Skin phototype II (left) and V (right) index fingernails. The nail bed color is identical despite the different finger skin colors.
Melanonychia, or melanin-derived brown to black nail pigmentation, is an ambiguous clinical finding representing a diagnostic challenge for clinicians. Although the most serious disease of the nail unit, melanoma, presents with melanonychia in roughly two- thirds of cases, melanonychia also occurs as a result of other etiologies such as nail matrix melanocytic activation, benign nail matrix melanocytic hyperplasia, and nail invasion by melanin-producing pathogens.1 In addition, other nail pathogens, exogenous substances, and subungual hemorrhage can cause nonmelanic brown to black nail pigmentation.1,2,3

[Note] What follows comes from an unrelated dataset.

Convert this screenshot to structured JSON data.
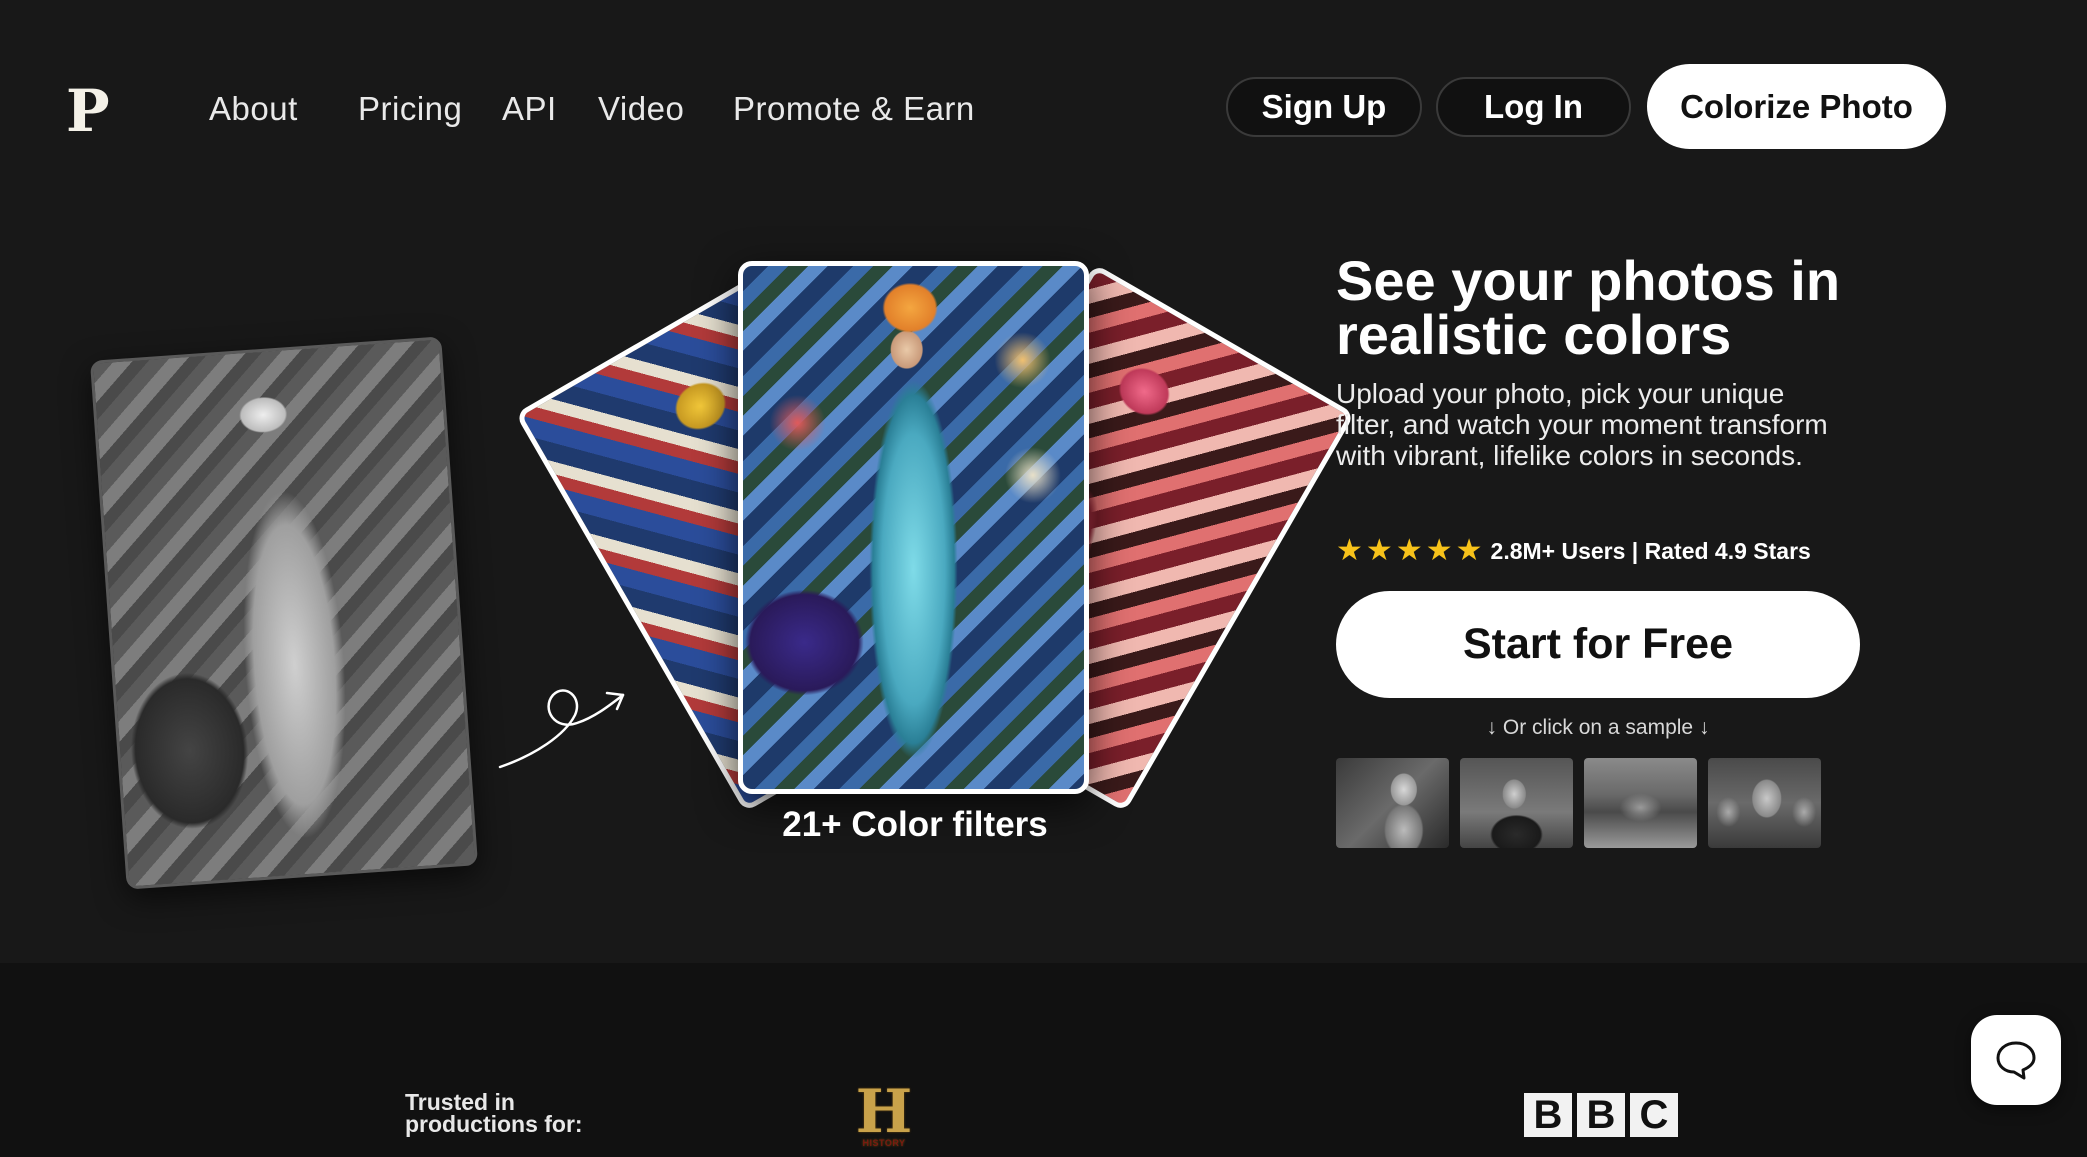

Regrettably, patients with NAM are often initially misdiagnosed.2 Due to diagnostic delays of an average of 2 years, NAM carries a poor prognosis, with reported 5- and 10-year survival rates of 30% and 13%, respectively.4,5 Some experts also contend that melanomas of the nail unit are more aggressive malignancies that metastasize earlier than cutaneous melanoma, with worse survival rates, stage for stage and thickness for thickness, than cutaneous melanomas.6,7 A thorough knowledge of the various causes of melanonychia and the use of a systematic approach when evaluating brown to black nail pigmentation may help prevent misdiagnosis and thereby improve prognosis.
Nail plate melanin is primarily generated by nail ...